(Given records)

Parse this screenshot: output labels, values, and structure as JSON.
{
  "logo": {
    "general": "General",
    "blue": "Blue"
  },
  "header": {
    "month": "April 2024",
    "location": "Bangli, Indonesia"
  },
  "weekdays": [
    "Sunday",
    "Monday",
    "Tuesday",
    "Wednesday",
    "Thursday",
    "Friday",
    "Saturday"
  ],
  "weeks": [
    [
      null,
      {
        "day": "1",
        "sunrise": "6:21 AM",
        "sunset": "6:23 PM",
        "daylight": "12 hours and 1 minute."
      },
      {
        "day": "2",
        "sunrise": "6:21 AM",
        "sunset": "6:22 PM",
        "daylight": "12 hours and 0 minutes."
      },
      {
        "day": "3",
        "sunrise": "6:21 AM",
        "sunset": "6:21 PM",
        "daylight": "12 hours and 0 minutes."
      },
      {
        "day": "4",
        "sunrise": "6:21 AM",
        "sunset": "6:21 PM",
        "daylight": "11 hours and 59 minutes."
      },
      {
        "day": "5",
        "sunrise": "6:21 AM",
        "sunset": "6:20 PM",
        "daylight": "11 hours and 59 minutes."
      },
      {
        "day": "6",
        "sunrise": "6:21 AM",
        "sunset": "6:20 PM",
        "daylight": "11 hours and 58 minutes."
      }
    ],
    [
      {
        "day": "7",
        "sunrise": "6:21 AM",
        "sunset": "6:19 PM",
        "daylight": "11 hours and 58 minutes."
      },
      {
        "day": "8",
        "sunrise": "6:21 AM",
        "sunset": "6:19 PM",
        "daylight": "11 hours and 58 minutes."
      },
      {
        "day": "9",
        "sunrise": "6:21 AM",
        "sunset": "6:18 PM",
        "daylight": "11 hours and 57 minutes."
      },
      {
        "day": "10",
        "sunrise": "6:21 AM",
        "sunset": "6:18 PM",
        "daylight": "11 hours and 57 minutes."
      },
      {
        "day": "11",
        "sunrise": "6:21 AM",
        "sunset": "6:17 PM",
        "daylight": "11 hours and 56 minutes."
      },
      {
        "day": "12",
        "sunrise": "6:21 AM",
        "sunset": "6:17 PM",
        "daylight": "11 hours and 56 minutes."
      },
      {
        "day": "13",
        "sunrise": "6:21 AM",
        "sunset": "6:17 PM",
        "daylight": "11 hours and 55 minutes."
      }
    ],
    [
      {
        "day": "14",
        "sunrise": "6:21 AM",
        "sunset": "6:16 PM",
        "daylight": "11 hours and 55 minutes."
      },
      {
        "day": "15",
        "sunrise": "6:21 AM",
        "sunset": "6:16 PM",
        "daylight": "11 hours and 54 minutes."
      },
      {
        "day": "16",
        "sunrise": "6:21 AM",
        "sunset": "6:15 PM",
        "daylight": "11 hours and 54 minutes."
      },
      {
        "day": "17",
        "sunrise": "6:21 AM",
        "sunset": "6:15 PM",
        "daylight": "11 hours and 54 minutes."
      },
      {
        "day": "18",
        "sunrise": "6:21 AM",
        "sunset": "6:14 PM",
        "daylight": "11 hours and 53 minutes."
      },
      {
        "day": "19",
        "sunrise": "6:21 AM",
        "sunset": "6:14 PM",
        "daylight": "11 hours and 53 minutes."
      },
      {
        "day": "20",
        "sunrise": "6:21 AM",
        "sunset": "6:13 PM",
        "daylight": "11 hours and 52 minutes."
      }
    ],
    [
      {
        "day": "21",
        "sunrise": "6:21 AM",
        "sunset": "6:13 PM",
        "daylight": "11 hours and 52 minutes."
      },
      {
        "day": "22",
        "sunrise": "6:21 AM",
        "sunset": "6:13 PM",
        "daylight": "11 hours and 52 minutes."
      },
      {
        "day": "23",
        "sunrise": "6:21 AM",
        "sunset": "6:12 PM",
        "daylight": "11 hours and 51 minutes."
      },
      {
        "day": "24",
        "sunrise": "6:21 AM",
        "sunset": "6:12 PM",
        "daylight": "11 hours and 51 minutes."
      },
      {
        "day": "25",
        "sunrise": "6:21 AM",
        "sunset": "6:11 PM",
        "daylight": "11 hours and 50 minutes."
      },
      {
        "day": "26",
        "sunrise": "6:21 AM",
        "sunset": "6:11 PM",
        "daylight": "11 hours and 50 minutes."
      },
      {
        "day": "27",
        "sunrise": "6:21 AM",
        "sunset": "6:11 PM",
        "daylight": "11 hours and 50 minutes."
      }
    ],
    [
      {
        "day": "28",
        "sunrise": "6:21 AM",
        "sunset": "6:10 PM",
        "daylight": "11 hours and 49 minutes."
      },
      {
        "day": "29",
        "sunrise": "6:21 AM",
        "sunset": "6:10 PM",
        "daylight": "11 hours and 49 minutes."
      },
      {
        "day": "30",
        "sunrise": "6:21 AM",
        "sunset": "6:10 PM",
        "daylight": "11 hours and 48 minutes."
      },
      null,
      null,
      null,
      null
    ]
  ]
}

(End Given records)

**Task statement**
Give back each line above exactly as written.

**Problem solution**
Parse this screenshot: output labels, values, and structure as JSON.
{
  "logo": {
    "general": "General",
    "blue": "Blue"
  },
  "header": {
    "month": "April 2024",
    "location": "Bangli, Indonesia"
  },
  "weekdays": [
    "Sunday",
    "Monday",
    "Tuesday",
    "Wednesday",
    "Thursday",
    "Friday",
    "Saturday"
  ],
  "weeks": [
    [
      null,
      {
        "day": "1",
        "sunrise": "6:21 AM",
        "sunset": "6:23 PM",
        "daylight": "12 hours and 1 minute."
      },
      {
        "day": "2",
        "sunrise": "6:21 AM",
        "sunset": "6:22 PM",
        "daylight": "12 hours and 0 minutes."
      },
      {
        "day": "3",
        "sunrise": "6:21 AM",
        "sunset": "6:21 PM",
        "daylight": "12 hours and 0 minutes."
      },
      {
        "day": "4",
        "sunrise": "6:21 AM",
        "sunset": "6:21 PM",
        "daylight": "11 hours and 59 minutes."
      },
      {
        "day": "5",
        "sunrise": "6:21 AM",
        "sunset": "6:20 PM",
        "daylight": "11 hours and 59 minutes."
      },
      {
        "day": "6",
        "sunrise": "6:21 AM",
        "sunset": "6:20 PM",
        "daylight": "11 hours and 58 minutes."
      }
    ],
    [
      {
        "day": "7",
        "sunrise": "6:21 AM",
        "sunset": "6:19 PM",
        "daylight": "11 hours and 58 minutes."
      },
      {
        "day": "8",
        "sunrise": "6:21 AM",
        "sunset": "6:19 PM",
        "daylight": "11 hours and 58 minutes."
      },
      {
        "day": "9",
        "sunrise": "6:21 AM",
        "sunset": "6:18 PM",
        "daylight": "11 hours and 57 minutes."
      },
      {
        "day": "10",
        "sunrise": "6:21 AM",
        "sunset": "6:18 PM",
        "daylight": "11 hours and 57 minutes."
      },
      {
        "day": "11",
        "sunrise": "6:21 AM",
        "sunset": "6:17 PM",
        "daylight": "11 hours and 56 minutes."
      },
      {
        "day": "12",
        "sunrise": "6:21 AM",
        "sunset": "6:17 PM",
        "daylight": "11 hours and 56 minutes."
      },
      {
        "day": "13",
        "sunrise": "6:21 AM",
        "sunset": "6:17 PM",
        "daylight": "11 hours and 55 minutes."
      }
    ],
    [
      {
        "day": "14",
        "sunrise": "6:21 AM",
        "sunset": "6:16 PM",
        "daylight": "11 hours and 55 minutes."
      },
      {
        "day": "15",
        "sunrise": "6:21 AM",
        "sunset": "6:16 PM",
        "daylight": "11 hours and 54 minutes."
      },
      {
        "day": "16",
        "sunrise": "6:21 AM",
        "sunset": "6:15 PM",
        "daylight": "11 hours and 54 minutes."
      },
      {
        "day": "17",
        "sunrise": "6:21 AM",
        "sunset": "6:15 PM",
        "daylight": "11 hours and 54 minutes."
      },
      {
        "day": "18",
        "sunrise": "6:21 AM",
        "sunset": "6:14 PM",
        "daylight": "11 hours and 53 minutes."
      },
      {
        "day": "19",
        "sunrise": "6:21 AM",
        "sunset": "6:14 PM",
        "daylight": "11 hours and 53 minutes."
      },
      {
        "day": "20",
        "sunrise": "6:21 AM",
        "sunset": "6:13 PM",
        "daylight": "11 hours and 52 minutes."
      }
    ],
    [
      {
        "day": "21",
        "sunrise": "6:21 AM",
        "sunset": "6:13 PM",
        "daylight": "11 hours and 52 minutes."
      },
      {
        "day": "22",
        "sunrise": "6:21 AM",
        "sunset": "6:13 PM",
        "daylight": "11 hours and 52 minutes."
      },
      {
        "day": "23",
        "sunrise": "6:21 AM",
        "sunset": "6:12 PM",
        "daylight": "11 hours and 51 minutes."
      },
      {
        "day": "24",
        "sunrise": "6:21 AM",
        "sunset": "6:12 PM",
        "daylight": "11 hours and 51 minutes."
      },
      {
        "day": "25",
        "sunrise": "6:21 AM",
        "sunset": "6:11 PM",
        "daylight": "11 hours and 50 minutes."
      },
      {
        "day": "26",
        "sunrise": "6:21 AM",
        "sunset": "6:11 PM",
        "daylight": "11 hours and 50 minutes."
      },
      {
        "day": "27",
        "sunrise": "6:21 AM",
        "sunset": "6:11 PM",
        "daylight": "11 hours and 50 minutes."
      }
    ],
    [
      {
        "day": "28",
        "sunrise": "6:21 AM",
        "sunset": "6:10 PM",
        "daylight": "11 hours and 49 minutes."
      },
      {
        "day": "29",
        "sunrise": "6:21 AM",
        "sunset": "6:10 PM",
        "daylight": "11 hours and 49 minutes."
      },
      {
        "day": "30",
        "sunrise": "6:21 AM",
        "sunset": "6:10 PM",
        "daylight": "11 hours and 48 minutes."
      },
      null,
      null,
      null,
      null
    ]
  ]
}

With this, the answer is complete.